I was reared in the kind of Christian faith that made this category of “stumbling blocks” a big issue. There were lots of things we were told — mild way of saying it — not to do because it could become a “stumbling block.” So, let’s see what Paul says about this term.
Before I do that, let me finish some of my story with a little fun (so don’t take this too seriously). The two biggies in my little world were going to movies and drinking alcohol. Some people I knew — and they had loud voices — thought movies were hell-holes that were waiting to gobble up little Baptist boys, and the same thought drink of any sort, even a nice glass of Merlot (which name they probably didn’t even know), led in one short weekend to full-scale alcoholism. Let’s not be too funny here (I say to myself), there are problems with alcohol. But, full-scale wars against movies and sippin’ something with your evening meal is not the point of the biblical warnings. Anybody who knew that wine could make the heart glad — “red red wine, makes me happy all o’ the time” sings UB40 — knew the difference between measured drink and drunkenness. The world I grew up in didn’t, so it legislated these matters by appealing to “stumbling blocks.” What I’d like to say is that those good and well-meaning folks didn’t stumble over anything, least of all some yellowish drink in a beer can. Stumble … no way, they kicked those cans into the gutter. (And I know my dad is laughing right now as he reads this, and I don’t think he ever stumbled over a beer can.)

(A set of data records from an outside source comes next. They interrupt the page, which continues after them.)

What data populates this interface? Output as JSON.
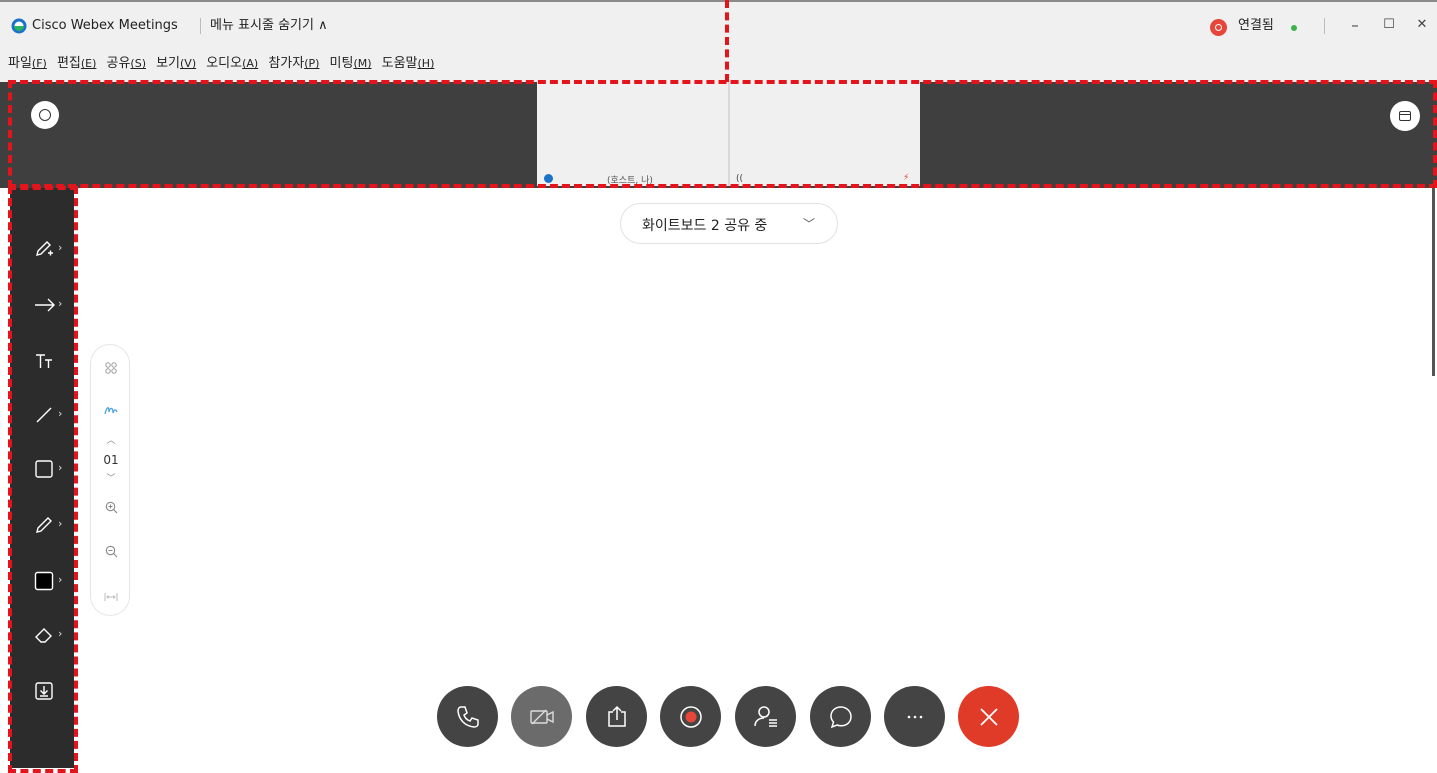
{
  "window": {
    "app_title": "Cisco Webex Meetings",
    "menu_toggle": "메뉴 표시줄 숨기기 ∧",
    "status_text": "연결됨",
    "min_glyph": "–",
    "max_glyph": "☐",
    "close_glyph": "✕"
  },
  "menu": [
    {
      "label": "파일",
      "key": "(F)"
    },
    {
      "label": "편집",
      "key": "(E)"
    },
    {
      "label": "공유",
      "key": "(S)"
    },
    {
      "label": "보기",
      "key": "(V)"
    },
    {
      "label": "오디오",
      "key": "(A)"
    },
    {
      "label": "참가자",
      "key": "(P)"
    },
    {
      "label": "미팅",
      "key": "(M)"
    },
    {
      "label": "도움말",
      "key": "(H)"
    }
  ],
  "video": {
    "host_label": "(호스트, 나)"
  },
  "share": {
    "label": "화이트보드 2 공유 중"
  },
  "zoom": {
    "page_number": "01"
  },
  "colors": {
    "accent_red": "#e4141c",
    "end_call": "#e03a28",
    "toolbar_bg": "#2c2c2c",
    "video_strip_bg": "#3f3f3f",
    "connected_green": "#3db24b"
  },
  "icons": {
    "toolbar": [
      "pen-plus-icon",
      "arrow-icon",
      "text-icon",
      "line-icon",
      "rectangle-icon",
      "pencil-icon",
      "color-swatch-icon",
      "eraser-icon",
      "save-icon"
    ],
    "controls": [
      "phone-icon",
      "video-off-icon",
      "share-icon",
      "record-icon",
      "participants-icon",
      "chat-icon",
      "more-icon",
      "end-call-icon"
    ]
  }
}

Now back to Paul, who got us going …
Living to the Lord, 14:10-12, also means keeping one eye on what you do and the other eye on the impact of your behavior on others. We live in an age of rights and a near obsession with individualism — everything becomes our choice and volunteerism. Paul would not like this development.

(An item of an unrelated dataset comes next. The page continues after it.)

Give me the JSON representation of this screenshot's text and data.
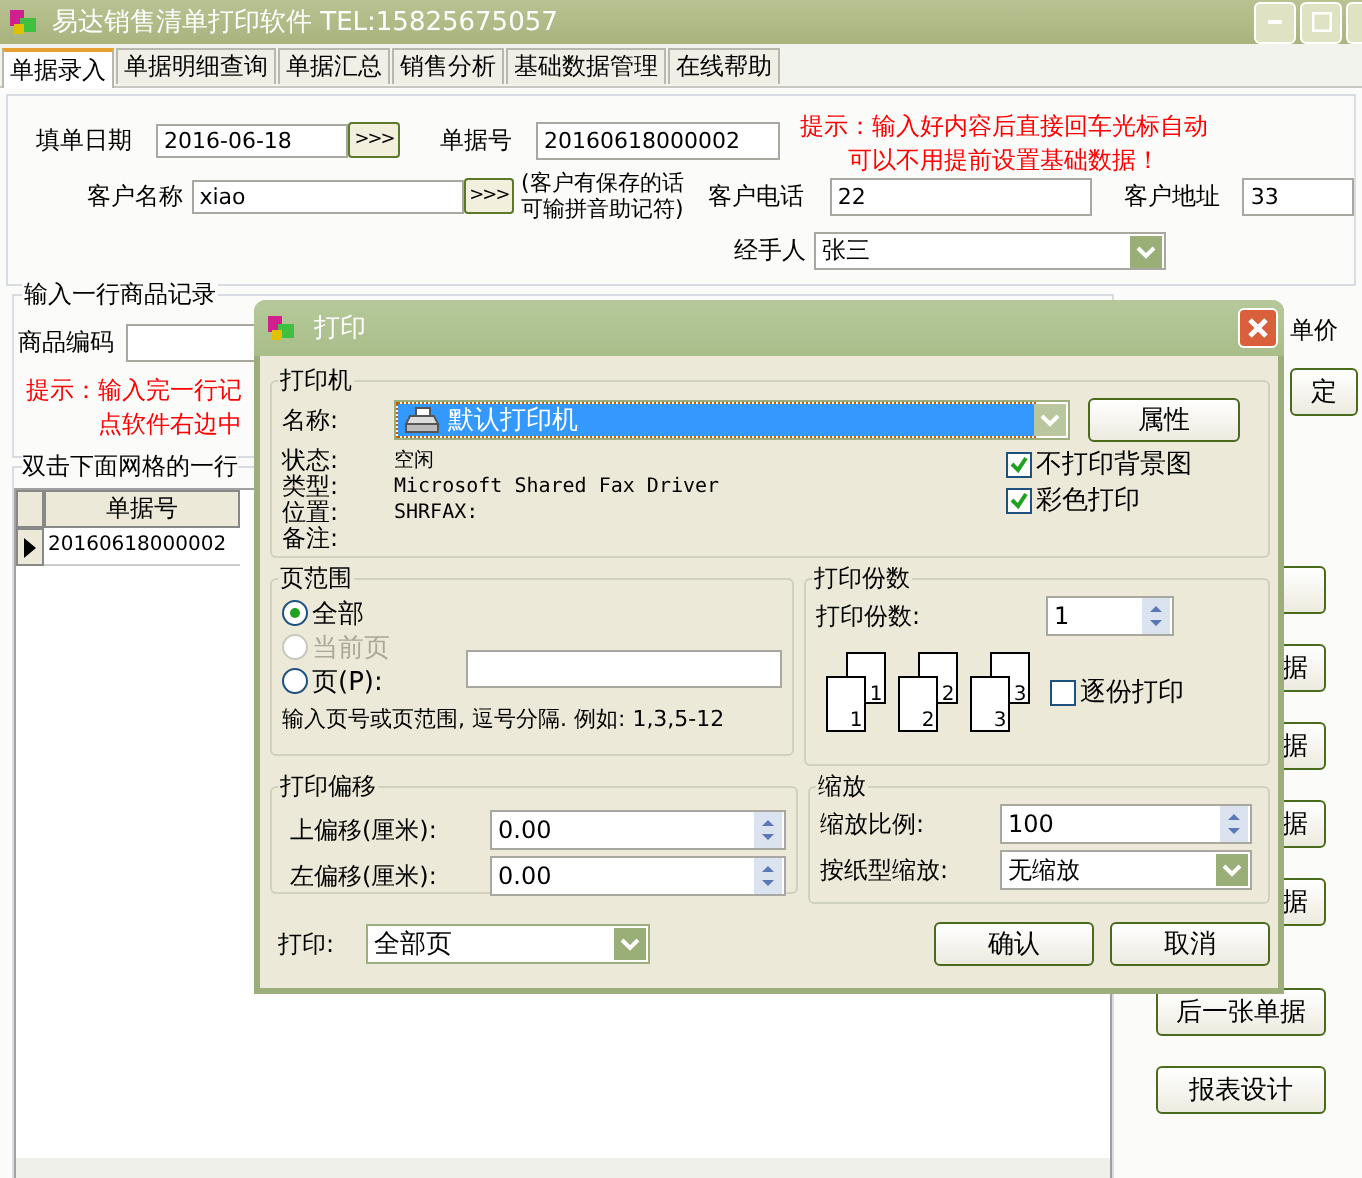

Paul’s logic is interesting: he takes the Gentile view of foods (or should we say the Christian view?) that all foods are clean, but that doesn’t mean — to extrapolate — Christians ought to be slamming ham sandwiches when with those who have scruples about ham.
Paul urges sensitivity and adjustment in light of sensitivity.
Principle: “For the kingdom of God is not food and drink but righteousness and peace and joy in the Holy Spirit” (14:17). Wright shows the connection to 5:1-5 — chase it down, worth thinking about.
Now, let me put in an idea here: stumbling blocks are things we do that will trip up our brother or sister in the faith; they are not things with which our brother or sister has a tighter conscience on and that they can’t comprehend why we don’t. Therefore we shouldn’t do something because they don’t. Do you agree?